There is no good answer for how to survive an avalanche.

The most effective solution is prevention. Consult the forecast, recognize the signs, and play it safe. But part of what makes avalanches so terrifying – besides that they reach speeds of 60 mph, besides that the impact alone can be fatal and besides the thought of suffocating under the crushing weight of a massive pile of snow – is their unpredictability. So while even the most savvy skier or snowboarder may take precautions, anyone can experience an unlucky day.

But if that day comes, the best way to survive may be with the help of an avalanche-rescue dog.

The Wasatch Backcountry Rescue (WBR) International Dog School prepares Avalanche Rescue K-9 teams for those moments. USA TODAY Sports got an exclusive look in January at the semi-annual, four-day program that brings in dogs and their handlers from around the world to educate them on how to respond when they get the call no ski patroller wants to hear.

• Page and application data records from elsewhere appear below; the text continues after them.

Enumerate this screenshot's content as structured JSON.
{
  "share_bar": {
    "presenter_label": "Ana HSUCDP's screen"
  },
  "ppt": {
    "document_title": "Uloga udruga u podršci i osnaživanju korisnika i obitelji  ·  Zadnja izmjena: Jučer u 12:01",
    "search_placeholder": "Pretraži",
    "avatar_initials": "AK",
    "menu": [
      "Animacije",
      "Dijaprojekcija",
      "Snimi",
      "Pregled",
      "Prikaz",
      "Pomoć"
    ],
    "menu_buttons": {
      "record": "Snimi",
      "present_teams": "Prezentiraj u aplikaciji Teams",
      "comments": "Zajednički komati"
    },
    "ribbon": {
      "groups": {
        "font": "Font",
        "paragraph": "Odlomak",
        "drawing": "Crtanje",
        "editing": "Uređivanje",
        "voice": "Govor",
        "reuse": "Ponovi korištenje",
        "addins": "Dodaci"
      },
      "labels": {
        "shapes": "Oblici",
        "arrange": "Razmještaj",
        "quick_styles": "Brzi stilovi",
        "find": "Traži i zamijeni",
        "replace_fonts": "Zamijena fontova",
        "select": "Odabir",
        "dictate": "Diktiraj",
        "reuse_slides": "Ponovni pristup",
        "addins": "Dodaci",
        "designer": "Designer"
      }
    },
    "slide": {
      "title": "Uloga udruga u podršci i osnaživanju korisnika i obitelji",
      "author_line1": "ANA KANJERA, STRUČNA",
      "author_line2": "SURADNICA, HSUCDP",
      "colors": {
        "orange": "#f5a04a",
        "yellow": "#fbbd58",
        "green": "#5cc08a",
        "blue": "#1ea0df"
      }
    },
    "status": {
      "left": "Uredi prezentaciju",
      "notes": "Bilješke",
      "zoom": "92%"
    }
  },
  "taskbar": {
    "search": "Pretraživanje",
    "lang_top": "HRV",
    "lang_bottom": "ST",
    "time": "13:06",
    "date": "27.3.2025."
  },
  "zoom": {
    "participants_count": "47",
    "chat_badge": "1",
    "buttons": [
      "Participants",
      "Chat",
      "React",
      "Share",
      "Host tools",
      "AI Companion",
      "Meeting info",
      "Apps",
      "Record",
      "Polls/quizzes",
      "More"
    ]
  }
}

“Honestly,” said Heather Dent, a dog-school student and handler of a small Australian cattle dog, “I hope to never deploy her. That is the goal. I never want to work my dog for real, but if I have to we’ll be good. She’s ready.”

Over the past decade, an average of 27 people have died in avalanches each year. While WBR does not track the number of rescues its graduates are responsible for, the school that was founded in 1976 has trained hundreds of teams, who then spread the live-saving knowledge across the globe.

Once a victim is stuck in an avalanche, the clock moves fast. WBR president Tracy Christiansen said unless there is an air pocket, a person's chance of survival drops significantly after 3-5 minutes.


“Miracles have happened when people have survived 40 minutes,” WBR president Tracy Christiansen said. “I’ve heard stories of up to 20 hours where they’ve been in air pockets and been able to survive. So those things do happen. That’s why we always believe in going for the live find.”

Christiansen urges visitors to “always be searchable,” never travel alone and always carry a tracking device. And if a victim can’t perform a self-rescue and doesn’t have some form of location technology, “the dogs are their only chance," he said.

Dogs are selected by ski patrollers as puppies and begin training when they are a few months old. From the moment they meet, dog and handler are inseparable.


Marshall Thomson is a ski patroller in Crested Butte, Colo., but drove to southeast Nebraska to pick up his dog from a breeder at just 8 weeks old. The 12-hour ride back took 36 hours when Thomson and his puppy encountered what he describes as the worst snowstorm he’s seen in his life.

“We were cuddled up in a sleeping bag in the middle of the highway,” Thomson said. “I didn’t know if she’d ever go out in snow after that storm because it was pretty brutal.

Thomson named the puppy Skadi after the Nordic goddess of winter as a nod to the blizzard. Today, they are one of five teams attending the WBR school thanks to a scholarship from Subaru, a partner of the National Ski Patrol, a non-profit founded in 1938 that has more than 30,000 ski patrollers working to keeping people safe on mountains across the country.

Skadi and the other 23 dogs in attendance last month started every morning with obedience training. Two dozen dogs, each in a brightly-colored harness that made them easier for the handler to carry, lined up at the snowy base of the mountain just outside of the cozy Alta Peruvian Lodge. Handlers looked at their dogs, calmly said "down," and their animals plopped onto the snow in near unison.

To test the dog’s self-restraint, handlers began to walk away, then returned, then walked circles around their dog. The dog laid in the snow, turning its head from left to right as the handler changed direction. The dogs' eyes followed the humans with curiosity, as if to say, “I don’t know why you’re walking around when you could just hang out here with me, but I’ll be waiting until you do.”

The dogs are taught to search for human scent and dig once they find its strongest source. To simulate a real avalanche emergency, a handler – along with a USA TODAY Sports reporter – climbed into a man-made snow cave that was sealed with snow. Inside was a tight squeeze but quiet and protective from the cold wind outside.

“When an avalanche victim is buried,” said Christiansen, “they don’t have the luxury of being in a snow cave. There’s tons of snow. It’s in their face, it’s in their mouth, it’s in their ears. It’s a terrible place for a victim to be.”